_App and web page records_.
Start of Block

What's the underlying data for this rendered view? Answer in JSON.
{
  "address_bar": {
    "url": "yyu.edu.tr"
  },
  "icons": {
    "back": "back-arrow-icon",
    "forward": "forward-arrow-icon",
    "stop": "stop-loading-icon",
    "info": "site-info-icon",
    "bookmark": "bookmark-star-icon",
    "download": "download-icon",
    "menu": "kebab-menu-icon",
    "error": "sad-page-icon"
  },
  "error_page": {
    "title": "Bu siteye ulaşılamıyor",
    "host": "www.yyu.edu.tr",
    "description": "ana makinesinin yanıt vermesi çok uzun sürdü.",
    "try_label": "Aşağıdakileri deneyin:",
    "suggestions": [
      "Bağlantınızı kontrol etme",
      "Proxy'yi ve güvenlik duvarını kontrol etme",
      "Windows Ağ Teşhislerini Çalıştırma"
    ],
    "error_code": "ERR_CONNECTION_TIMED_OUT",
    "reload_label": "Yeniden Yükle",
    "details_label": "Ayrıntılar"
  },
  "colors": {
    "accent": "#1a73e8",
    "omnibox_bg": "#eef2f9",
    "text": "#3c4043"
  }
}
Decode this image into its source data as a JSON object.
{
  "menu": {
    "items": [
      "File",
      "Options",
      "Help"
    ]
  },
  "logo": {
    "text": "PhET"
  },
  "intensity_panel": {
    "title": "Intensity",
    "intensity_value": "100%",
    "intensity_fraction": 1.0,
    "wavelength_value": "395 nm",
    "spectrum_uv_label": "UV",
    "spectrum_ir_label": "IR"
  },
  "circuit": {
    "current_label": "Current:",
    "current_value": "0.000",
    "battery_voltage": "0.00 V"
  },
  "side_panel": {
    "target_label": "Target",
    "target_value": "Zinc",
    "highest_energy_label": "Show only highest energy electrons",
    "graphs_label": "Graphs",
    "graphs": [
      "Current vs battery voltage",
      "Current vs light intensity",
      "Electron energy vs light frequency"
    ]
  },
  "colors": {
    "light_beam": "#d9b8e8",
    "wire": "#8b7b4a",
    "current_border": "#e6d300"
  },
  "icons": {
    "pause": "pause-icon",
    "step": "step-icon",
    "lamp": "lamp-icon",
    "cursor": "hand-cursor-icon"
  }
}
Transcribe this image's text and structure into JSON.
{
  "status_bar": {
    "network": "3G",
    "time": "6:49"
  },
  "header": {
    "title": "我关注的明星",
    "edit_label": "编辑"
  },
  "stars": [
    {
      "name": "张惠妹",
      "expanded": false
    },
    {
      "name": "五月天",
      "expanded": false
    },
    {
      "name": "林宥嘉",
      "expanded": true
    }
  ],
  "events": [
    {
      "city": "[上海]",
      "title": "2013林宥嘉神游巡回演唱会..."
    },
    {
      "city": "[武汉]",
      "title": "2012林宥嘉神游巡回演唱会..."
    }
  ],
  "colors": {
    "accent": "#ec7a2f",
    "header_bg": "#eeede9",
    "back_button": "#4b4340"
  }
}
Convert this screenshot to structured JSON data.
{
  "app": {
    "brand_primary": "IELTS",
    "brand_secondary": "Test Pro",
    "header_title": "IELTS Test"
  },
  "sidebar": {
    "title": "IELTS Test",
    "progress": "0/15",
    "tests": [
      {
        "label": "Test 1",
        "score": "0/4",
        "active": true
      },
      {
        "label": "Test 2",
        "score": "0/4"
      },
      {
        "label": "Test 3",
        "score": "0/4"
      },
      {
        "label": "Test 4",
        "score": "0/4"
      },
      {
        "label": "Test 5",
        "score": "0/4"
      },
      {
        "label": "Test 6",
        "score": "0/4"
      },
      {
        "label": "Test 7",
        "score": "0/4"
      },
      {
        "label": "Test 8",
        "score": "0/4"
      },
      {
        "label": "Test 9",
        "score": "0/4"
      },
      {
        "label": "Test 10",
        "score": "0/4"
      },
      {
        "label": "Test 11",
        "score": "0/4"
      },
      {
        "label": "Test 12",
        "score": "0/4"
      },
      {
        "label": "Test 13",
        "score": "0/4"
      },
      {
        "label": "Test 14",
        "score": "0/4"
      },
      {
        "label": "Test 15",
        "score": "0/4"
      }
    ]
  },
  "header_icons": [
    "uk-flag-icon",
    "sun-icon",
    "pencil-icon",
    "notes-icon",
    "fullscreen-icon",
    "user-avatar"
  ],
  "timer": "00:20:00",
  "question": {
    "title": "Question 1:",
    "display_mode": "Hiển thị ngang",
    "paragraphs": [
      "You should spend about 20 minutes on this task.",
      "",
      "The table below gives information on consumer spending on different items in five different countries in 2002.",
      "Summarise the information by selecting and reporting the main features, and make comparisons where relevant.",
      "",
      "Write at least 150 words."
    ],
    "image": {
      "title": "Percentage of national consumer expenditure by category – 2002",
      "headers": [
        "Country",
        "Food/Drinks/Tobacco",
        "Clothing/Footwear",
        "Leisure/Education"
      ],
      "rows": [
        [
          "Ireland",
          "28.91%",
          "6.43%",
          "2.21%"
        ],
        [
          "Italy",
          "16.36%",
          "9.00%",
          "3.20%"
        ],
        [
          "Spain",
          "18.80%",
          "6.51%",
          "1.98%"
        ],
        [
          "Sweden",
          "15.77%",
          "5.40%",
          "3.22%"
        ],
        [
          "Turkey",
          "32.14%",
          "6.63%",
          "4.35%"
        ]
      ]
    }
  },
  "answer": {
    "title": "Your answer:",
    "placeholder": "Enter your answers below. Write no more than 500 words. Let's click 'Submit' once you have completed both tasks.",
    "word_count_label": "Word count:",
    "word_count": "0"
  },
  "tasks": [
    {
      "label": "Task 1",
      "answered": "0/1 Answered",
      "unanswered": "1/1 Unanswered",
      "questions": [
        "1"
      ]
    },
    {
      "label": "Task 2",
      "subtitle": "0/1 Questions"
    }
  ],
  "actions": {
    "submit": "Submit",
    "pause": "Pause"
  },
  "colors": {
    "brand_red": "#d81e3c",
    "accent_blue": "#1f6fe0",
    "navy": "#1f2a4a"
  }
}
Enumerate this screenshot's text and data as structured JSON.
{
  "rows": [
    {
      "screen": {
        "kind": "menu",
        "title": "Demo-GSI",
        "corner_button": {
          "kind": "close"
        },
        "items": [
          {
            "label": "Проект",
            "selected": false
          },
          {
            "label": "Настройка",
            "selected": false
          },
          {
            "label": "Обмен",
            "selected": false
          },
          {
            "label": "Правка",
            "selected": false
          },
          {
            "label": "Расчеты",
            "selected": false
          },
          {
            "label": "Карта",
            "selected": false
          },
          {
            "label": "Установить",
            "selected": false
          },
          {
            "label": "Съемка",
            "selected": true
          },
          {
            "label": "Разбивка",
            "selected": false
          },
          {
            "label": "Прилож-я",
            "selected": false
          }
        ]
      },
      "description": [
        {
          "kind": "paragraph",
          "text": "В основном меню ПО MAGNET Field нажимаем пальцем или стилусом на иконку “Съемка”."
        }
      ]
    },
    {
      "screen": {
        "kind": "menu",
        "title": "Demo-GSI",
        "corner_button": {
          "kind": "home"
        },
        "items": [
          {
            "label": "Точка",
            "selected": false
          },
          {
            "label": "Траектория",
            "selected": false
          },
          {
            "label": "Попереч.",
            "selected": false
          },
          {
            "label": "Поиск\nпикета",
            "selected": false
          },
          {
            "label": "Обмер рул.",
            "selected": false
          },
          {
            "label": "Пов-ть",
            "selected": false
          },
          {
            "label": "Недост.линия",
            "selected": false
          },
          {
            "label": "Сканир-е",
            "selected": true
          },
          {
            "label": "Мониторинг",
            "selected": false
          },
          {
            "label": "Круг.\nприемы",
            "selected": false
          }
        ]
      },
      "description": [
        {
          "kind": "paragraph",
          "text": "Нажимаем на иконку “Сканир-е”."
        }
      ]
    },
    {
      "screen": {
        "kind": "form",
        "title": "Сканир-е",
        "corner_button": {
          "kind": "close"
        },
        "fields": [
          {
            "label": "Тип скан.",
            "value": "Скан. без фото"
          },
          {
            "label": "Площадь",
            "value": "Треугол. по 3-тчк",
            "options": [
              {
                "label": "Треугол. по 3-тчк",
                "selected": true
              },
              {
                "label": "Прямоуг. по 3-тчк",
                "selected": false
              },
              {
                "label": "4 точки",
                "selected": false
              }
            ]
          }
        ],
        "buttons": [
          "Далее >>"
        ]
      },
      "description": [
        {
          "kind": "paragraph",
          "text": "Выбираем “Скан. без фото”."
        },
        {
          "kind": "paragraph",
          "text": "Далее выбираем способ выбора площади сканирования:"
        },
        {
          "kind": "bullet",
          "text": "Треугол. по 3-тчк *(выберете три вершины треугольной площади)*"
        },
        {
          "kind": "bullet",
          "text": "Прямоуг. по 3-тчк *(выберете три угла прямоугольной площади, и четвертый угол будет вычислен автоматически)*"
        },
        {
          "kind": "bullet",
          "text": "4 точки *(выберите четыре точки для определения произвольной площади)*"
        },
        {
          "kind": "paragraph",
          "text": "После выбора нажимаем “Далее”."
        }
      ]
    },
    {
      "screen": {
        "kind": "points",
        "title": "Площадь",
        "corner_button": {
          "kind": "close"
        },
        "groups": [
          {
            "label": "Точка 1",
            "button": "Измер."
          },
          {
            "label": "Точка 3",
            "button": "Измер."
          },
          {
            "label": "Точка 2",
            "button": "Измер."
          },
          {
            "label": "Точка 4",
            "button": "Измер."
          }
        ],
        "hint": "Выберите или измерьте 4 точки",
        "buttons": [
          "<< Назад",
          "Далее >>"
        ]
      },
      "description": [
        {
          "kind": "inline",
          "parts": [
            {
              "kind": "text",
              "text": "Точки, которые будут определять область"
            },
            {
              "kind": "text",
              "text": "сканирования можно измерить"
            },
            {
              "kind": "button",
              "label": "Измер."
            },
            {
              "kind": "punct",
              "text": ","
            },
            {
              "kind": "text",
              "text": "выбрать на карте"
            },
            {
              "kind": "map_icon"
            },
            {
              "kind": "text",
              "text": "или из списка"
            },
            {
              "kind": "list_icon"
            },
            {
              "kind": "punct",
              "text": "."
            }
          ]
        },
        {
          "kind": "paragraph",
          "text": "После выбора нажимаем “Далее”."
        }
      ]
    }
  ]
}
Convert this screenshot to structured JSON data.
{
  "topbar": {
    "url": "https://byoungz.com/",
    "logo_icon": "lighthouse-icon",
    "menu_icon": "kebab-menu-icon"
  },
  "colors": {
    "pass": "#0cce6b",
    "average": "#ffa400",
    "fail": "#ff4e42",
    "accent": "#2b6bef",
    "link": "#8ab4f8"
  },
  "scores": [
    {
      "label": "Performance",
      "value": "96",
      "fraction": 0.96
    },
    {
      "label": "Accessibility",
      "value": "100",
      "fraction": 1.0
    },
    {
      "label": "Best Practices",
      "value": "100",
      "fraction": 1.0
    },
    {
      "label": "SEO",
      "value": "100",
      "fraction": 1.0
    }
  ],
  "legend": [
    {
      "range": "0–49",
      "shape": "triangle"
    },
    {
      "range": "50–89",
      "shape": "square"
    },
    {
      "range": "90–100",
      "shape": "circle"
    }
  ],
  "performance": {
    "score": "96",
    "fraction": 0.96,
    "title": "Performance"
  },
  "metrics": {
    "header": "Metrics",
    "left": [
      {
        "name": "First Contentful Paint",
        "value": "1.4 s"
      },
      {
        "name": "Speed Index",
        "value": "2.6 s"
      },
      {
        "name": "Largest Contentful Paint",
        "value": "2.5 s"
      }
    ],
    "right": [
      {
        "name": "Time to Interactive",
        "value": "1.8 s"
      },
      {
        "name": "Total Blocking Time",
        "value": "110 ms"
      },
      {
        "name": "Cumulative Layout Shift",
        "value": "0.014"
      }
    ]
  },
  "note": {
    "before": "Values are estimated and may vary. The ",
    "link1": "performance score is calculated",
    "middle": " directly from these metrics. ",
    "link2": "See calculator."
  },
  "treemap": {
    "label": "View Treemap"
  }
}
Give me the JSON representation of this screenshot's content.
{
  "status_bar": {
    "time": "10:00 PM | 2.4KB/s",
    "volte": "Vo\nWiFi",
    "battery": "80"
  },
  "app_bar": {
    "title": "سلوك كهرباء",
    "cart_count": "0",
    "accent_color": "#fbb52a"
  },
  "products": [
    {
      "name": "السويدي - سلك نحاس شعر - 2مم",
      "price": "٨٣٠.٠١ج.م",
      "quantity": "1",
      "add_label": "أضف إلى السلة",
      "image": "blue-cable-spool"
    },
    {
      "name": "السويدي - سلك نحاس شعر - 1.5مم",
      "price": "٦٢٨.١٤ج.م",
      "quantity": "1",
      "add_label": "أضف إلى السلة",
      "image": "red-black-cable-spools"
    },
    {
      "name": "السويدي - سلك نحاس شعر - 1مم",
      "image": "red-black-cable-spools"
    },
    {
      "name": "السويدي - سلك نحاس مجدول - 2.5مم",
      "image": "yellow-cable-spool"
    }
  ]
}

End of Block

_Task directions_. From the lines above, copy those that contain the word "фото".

_Answer section_.
            "value": "Скан. без фото"
          "text": "Выбираем “Скан. без фото”."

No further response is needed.